● **Problem to work on**: Report the number of lines in the records below that hold "JSON", and leave out everything else.

● **Data shown**:
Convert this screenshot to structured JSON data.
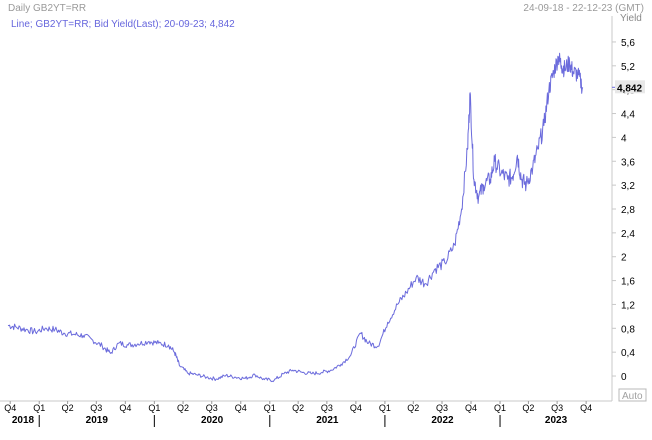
{
  "header": {
    "title": "Daily GB2YT=RR",
    "date_range": "24-09-18 - 22-12-23 (GMT)"
  },
  "legend_text": "Line; GB2YT=RR; Bid Yield(Last); 20-09-23; 4,842",
  "y_unit": "Yield",
  "last_value_label": "4,842",
  "auto_label": "Auto",
  "colors": {
    "series": "#6b6bdc",
    "axis": "#c8c8c8",
    "text": "#000000",
    "header_text": "#9a9a9a",
    "last_label_bg": "#e8e8e8"
  },
  "chart_data": {
    "type": "line",
    "title": "",
    "ylabel": "Yield",
    "ylim": [
      -0.1,
      5.75
    ],
    "y_ticks": [
      "5,6",
      "5,2",
      "4,8",
      "4,4",
      "4",
      "3,6",
      "3,2",
      "2,8",
      "2,4",
      "2",
      "1,6",
      "1,2",
      "0,8",
      "0,4",
      "0"
    ],
    "y_tick_values": [
      5.6,
      5.2,
      4.8,
      4.4,
      4.0,
      3.6,
      3.2,
      2.8,
      2.4,
      2.0,
      1.6,
      1.2,
      0.8,
      0.4,
      0.0
    ],
    "x_start": "2018-09-24",
    "x_end": "2023-12-22",
    "quarter_labels": [
      {
        "label": "Q4",
        "date": "2018-10-01"
      },
      {
        "label": "Q1",
        "date": "2019-01-01"
      },
      {
        "label": "Q2",
        "date": "2019-04-01"
      },
      {
        "label": "Q3",
        "date": "2019-07-01"
      },
      {
        "label": "Q4",
        "date": "2019-10-01"
      },
      {
        "label": "Q1",
        "date": "2020-01-01"
      },
      {
        "label": "Q2",
        "date": "2020-04-01"
      },
      {
        "label": "Q3",
        "date": "2020-07-01"
      },
      {
        "label": "Q4",
        "date": "2020-10-01"
      },
      {
        "label": "Q1",
        "date": "2021-01-01"
      },
      {
        "label": "Q2",
        "date": "2021-04-01"
      },
      {
        "label": "Q3",
        "date": "2021-07-01"
      },
      {
        "label": "Q4",
        "date": "2021-10-01"
      },
      {
        "label": "Q1",
        "date": "2022-01-01"
      },
      {
        "label": "Q2",
        "date": "2022-04-01"
      },
      {
        "label": "Q3",
        "date": "2022-07-01"
      },
      {
        "label": "Q4",
        "date": "2022-10-01"
      },
      {
        "label": "Q1",
        "date": "2023-01-01"
      },
      {
        "label": "Q2",
        "date": "2023-04-01"
      },
      {
        "label": "Q3",
        "date": "2023-07-01"
      },
      {
        "label": "Q4",
        "date": "2023-10-01"
      }
    ],
    "year_labels": [
      {
        "label": "2018",
        "date": "2018-09-24"
      },
      {
        "label": "2019",
        "date": "2019-01-01"
      },
      {
        "label": "2020",
        "date": "2020-01-01"
      },
      {
        "label": "2021",
        "date": "2021-01-01"
      },
      {
        "label": "2022",
        "date": "2022-01-01"
      },
      {
        "label": "2023",
        "date": "2023-01-01"
      }
    ],
    "series": [
      {
        "name": "Bid Yield(Last)",
        "x": [
          "2018-09-24",
          "2018-10-20",
          "2018-11-20",
          "2018-12-20",
          "2019-01-20",
          "2019-02-20",
          "2019-03-20",
          "2019-04-20",
          "2019-05-20",
          "2019-06-20",
          "2019-07-20",
          "2019-08-15",
          "2019-09-10",
          "2019-10-10",
          "2019-11-10",
          "2019-12-15",
          "2020-01-15",
          "2020-02-15",
          "2020-03-05",
          "2020-03-20",
          "2020-04-15",
          "2020-05-15",
          "2020-06-15",
          "2020-07-15",
          "2020-08-15",
          "2020-09-15",
          "2020-10-15",
          "2020-11-15",
          "2020-12-15",
          "2021-01-15",
          "2021-02-15",
          "2021-03-15",
          "2021-04-15",
          "2021-05-15",
          "2021-06-15",
          "2021-07-15",
          "2021-08-15",
          "2021-09-15",
          "2021-10-15",
          "2021-11-10",
          "2021-12-10",
          "2022-01-10",
          "2022-02-10",
          "2022-03-10",
          "2022-04-10",
          "2022-05-10",
          "2022-06-10",
          "2022-07-10",
          "2022-08-10",
          "2022-09-01",
          "2022-09-20",
          "2022-09-28",
          "2022-10-10",
          "2022-10-25",
          "2022-11-10",
          "2022-12-01",
          "2022-12-15",
          "2023-01-05",
          "2023-01-25",
          "2023-02-10",
          "2023-02-25",
          "2023-03-10",
          "2023-03-25",
          "2023-04-15",
          "2023-05-01",
          "2023-05-20",
          "2023-06-05",
          "2023-06-20",
          "2023-07-05",
          "2023-07-15",
          "2023-07-25",
          "2023-08-10",
          "2023-08-20",
          "2023-09-05",
          "2023-09-20"
        ],
        "y": [
          0.85,
          0.82,
          0.78,
          0.74,
          0.8,
          0.78,
          0.72,
          0.7,
          0.68,
          0.6,
          0.5,
          0.38,
          0.55,
          0.52,
          0.54,
          0.58,
          0.55,
          0.52,
          0.4,
          0.18,
          0.05,
          0.02,
          -0.02,
          -0.05,
          0.01,
          -0.02,
          -0.04,
          0.02,
          -0.06,
          -0.07,
          0.04,
          0.1,
          0.06,
          0.04,
          0.06,
          0.1,
          0.2,
          0.35,
          0.72,
          0.55,
          0.5,
          0.9,
          1.2,
          1.4,
          1.65,
          1.55,
          1.8,
          1.9,
          2.2,
          2.8,
          3.8,
          4.75,
          3.3,
          3.0,
          3.2,
          3.3,
          3.6,
          3.4,
          3.3,
          3.35,
          3.7,
          3.3,
          3.2,
          3.5,
          3.8,
          4.2,
          4.8,
          5.1,
          5.35,
          5.2,
          5.15,
          5.25,
          5.1,
          5.05,
          4.84
        ]
      }
    ],
    "grid": false,
    "legend_position": "top-left"
  }
}
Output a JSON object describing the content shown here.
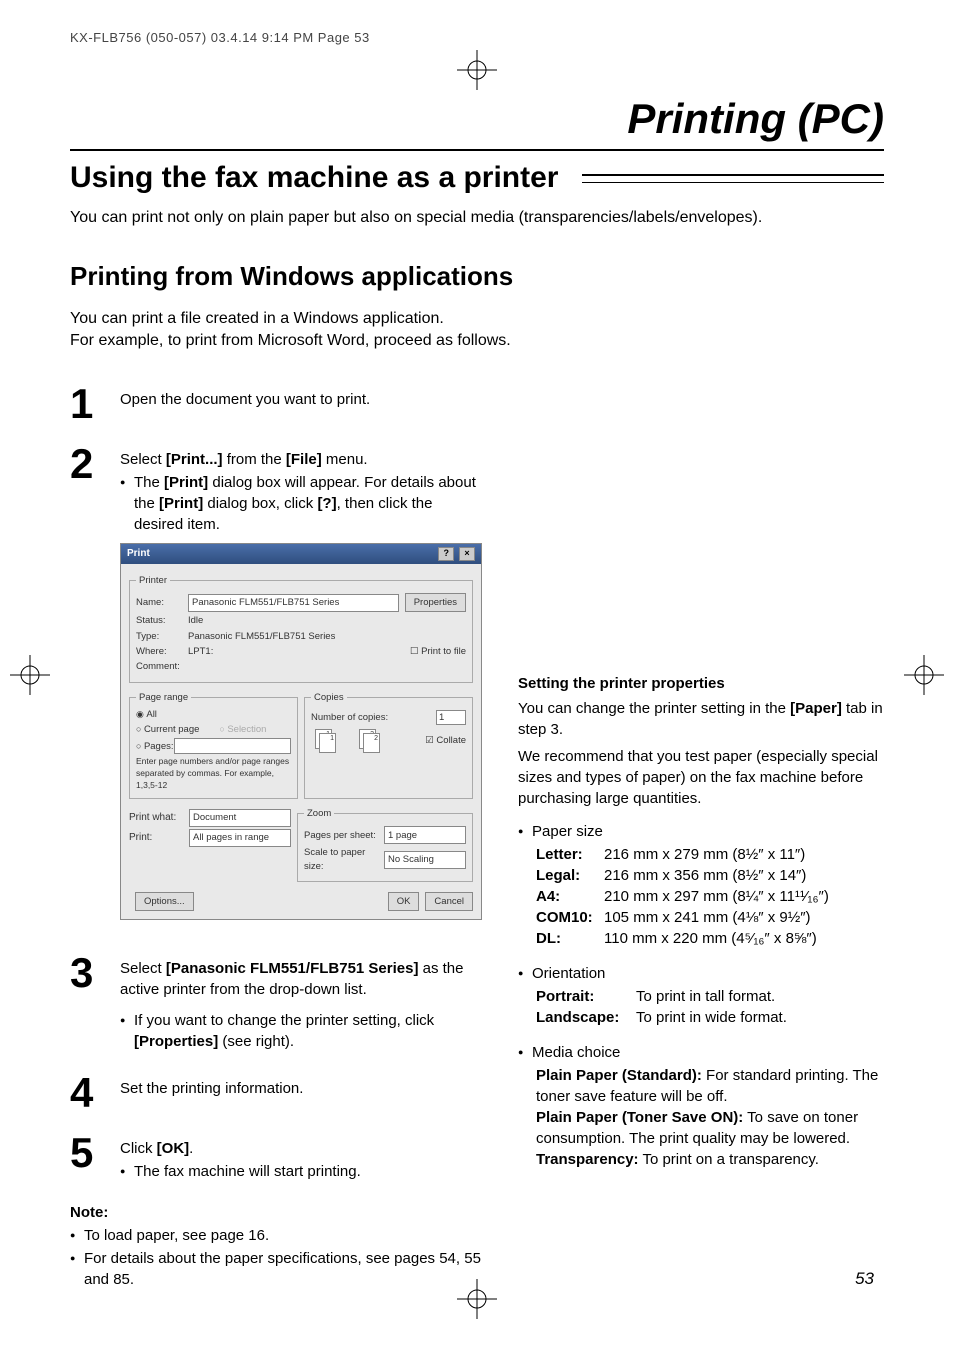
{
  "slug": "KX-FLB756 (050-057)  03.4.14  9:14 PM  Page 53",
  "main_title": "Printing (PC)",
  "section_title": "Using the fax machine as a printer",
  "lead": "You can print not only on plain paper but also on special media (transparencies/labels/envelopes).",
  "subheading": "Printing from Windows applications",
  "subtext_line1": "You can print a file created in a Windows application.",
  "subtext_line2": "For example, to print from Microsoft Word, proceed as follows.",
  "steps": {
    "s1": {
      "num": "1",
      "text": "Open the document you want to print."
    },
    "s2": {
      "num": "2",
      "line1_pre": "Select ",
      "line1_bold": "[Print...]",
      "line1_mid": " from the ",
      "line1_bold2": "[File]",
      "line1_post": " menu.",
      "bullet_a": "The ",
      "bullet_a_bold": "[Print]",
      "bullet_a_post": " dialog box will appear.",
      "bullet_b_pre": "For details about the ",
      "bullet_b_bold": "[Print]",
      "bullet_b_mid": " dialog box, click ",
      "bullet_b_bold2": "[?]",
      "bullet_b_post": ", then click the desired item."
    },
    "s3": {
      "num": "3",
      "line1_pre": "Select ",
      "line1_bold": "[Panasonic FLM551/FLB751 Series]",
      "line1_post": " as the active printer from the drop-down list.",
      "bullet_pre": "If you want to change the printer setting, click ",
      "bullet_bold": "[Properties]",
      "bullet_post": " (see right)."
    },
    "s4": {
      "num": "4",
      "text": "Set the printing information."
    },
    "s5": {
      "num": "5",
      "line1_pre": "Click ",
      "line1_bold": "[OK]",
      "line1_post": ".",
      "bullet": "The fax machine will start printing."
    }
  },
  "note": {
    "title": "Note:",
    "b1": "To load paper, see page 16.",
    "b2": "For details about the paper specifications, see pages 54, 55 and 85."
  },
  "right": {
    "heading": "Setting the printer properties",
    "p1_pre": "You can change the printer setting in the ",
    "p1_bold": "[Paper]",
    "p1_post": " tab in step 3.",
    "p2": "We recommend that you test paper (especially special sizes and types of paper) on the fax machine before purchasing large quantities.",
    "paper_size_label": "Paper size",
    "sizes": {
      "letter_label": "Letter:",
      "letter_val": "216 mm x 279 mm (8½″ x 11″)",
      "legal_label": "Legal:",
      "legal_val": "216 mm x 356 mm (8½″ x 14″)",
      "a4_label": "A4:",
      "a4_val": "210 mm x 297 mm (8¼″ x 11¹¹⁄₁₆″)",
      "com10_label": "COM10:",
      "com10_val": "105 mm x 241 mm (4⅛″ x 9½″)",
      "dl_label": "DL:",
      "dl_val": "110 mm x 220 mm (4⁵⁄₁₆″ x 8⅝″)"
    },
    "orientation_label": "Orientation",
    "orientation": {
      "portrait_label": "Portrait:",
      "portrait_val": "To print in tall format.",
      "landscape_label": "Landscape:",
      "landscape_val": "To print in wide format."
    },
    "media_label": "Media choice",
    "media": {
      "m1_label": "Plain Paper (Standard):",
      "m1_val": " For standard printing. The toner save feature will be off.",
      "m2_label": "Plain Paper (Toner Save ON):",
      "m2_val": " To save on toner consumption. The print quality may be lowered.",
      "m3_label": "Transparency:",
      "m3_val": " To print on a transparency."
    }
  },
  "dialog": {
    "title": "Print",
    "printer_legend": "Printer",
    "name_label": "Name:",
    "name_value": "Panasonic FLM551/FLB751 Series",
    "properties_btn": "Properties",
    "status_label": "Status:",
    "status_value": "Idle",
    "type_label": "Type:",
    "type_value": "Panasonic FLM551/FLB751 Series",
    "where_label": "Where:",
    "where_value": "LPT1:",
    "comment_label": "Comment:",
    "print_to_file": "Print to file",
    "page_range_legend": "Page range",
    "all": "All",
    "current_page": "Current page",
    "selection": "Selection",
    "pages": "Pages:",
    "pages_hint": "Enter page numbers and/or page ranges separated by commas. For example, 1,3,5-12",
    "copies_legend": "Copies",
    "num_copies_label": "Number of copies:",
    "num_copies_value": "1",
    "collate": "Collate",
    "zoom_legend": "Zoom",
    "pages_per_sheet_label": "Pages per sheet:",
    "pages_per_sheet_value": "1 page",
    "scale_label": "Scale to paper size:",
    "scale_value": "No Scaling",
    "print_what_label": "Print what:",
    "print_what_value": "Document",
    "print_label": "Print:",
    "print_value": "All pages in range",
    "options_btn": "Options...",
    "ok_btn": "OK",
    "cancel_btn": "Cancel"
  },
  "page_number": "53",
  "chart_data": null
}
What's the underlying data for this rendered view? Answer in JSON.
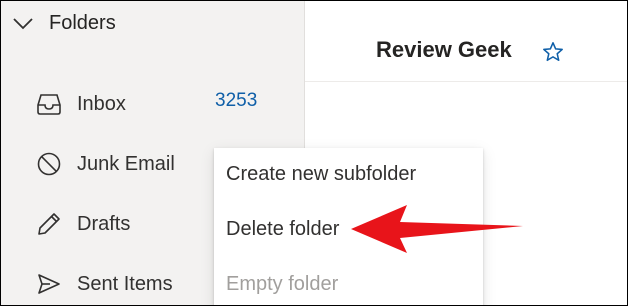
{
  "sidebar": {
    "header_label": "Folders",
    "items": [
      {
        "label": "Inbox",
        "icon": "inbox-icon",
        "count": "3253"
      },
      {
        "label": "Junk Email",
        "icon": "junk-icon"
      },
      {
        "label": "Drafts",
        "icon": "pencil-icon"
      },
      {
        "label": "Sent Items",
        "icon": "send-icon"
      }
    ]
  },
  "main": {
    "title": "Review Geek",
    "favorite_icon": "star-icon"
  },
  "context_menu": {
    "items": [
      {
        "label": "Create new subfolder",
        "enabled": true
      },
      {
        "label": "Delete folder",
        "enabled": true
      },
      {
        "label": "Empty folder",
        "enabled": false
      }
    ]
  },
  "colors": {
    "accent": "#0f5fa8",
    "sidebar_bg": "#f3f2f1",
    "annotation_arrow": "#e8141a"
  }
}
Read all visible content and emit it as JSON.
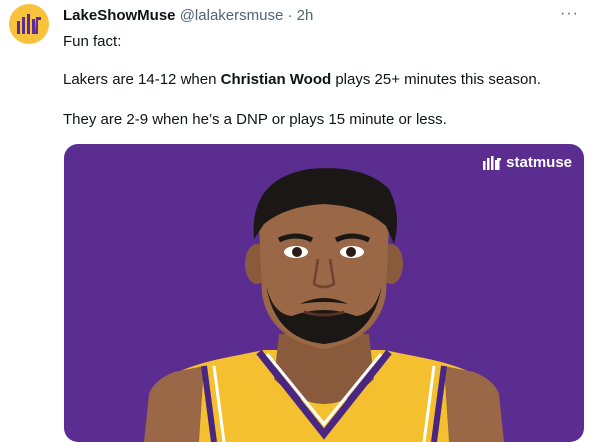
{
  "tweet": {
    "display_name": "LakeShowMuse",
    "handle": "@lalakersmuse",
    "separator": "·",
    "time": "2h",
    "more_label": "···",
    "line1": "Fun fact:",
    "line2_before": "Lakers are 14-12 when ",
    "line2_bold": "Christian Wood",
    "line2_after": " plays 25+ minutes this season.",
    "line3": "They are 2-9 when he’s a DNP or plays 15 minute or less."
  },
  "media": {
    "brand": "statmuse",
    "background": "#5c2d91",
    "jersey_color": "#f5c02f",
    "trim_color": "#4a2683",
    "skin_color": "#9a6747",
    "hair_color": "#1b1714"
  },
  "avatar": {
    "background": "#f9c23c",
    "icon": "statmuse-logo-icon"
  }
}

● **Task answer**: 4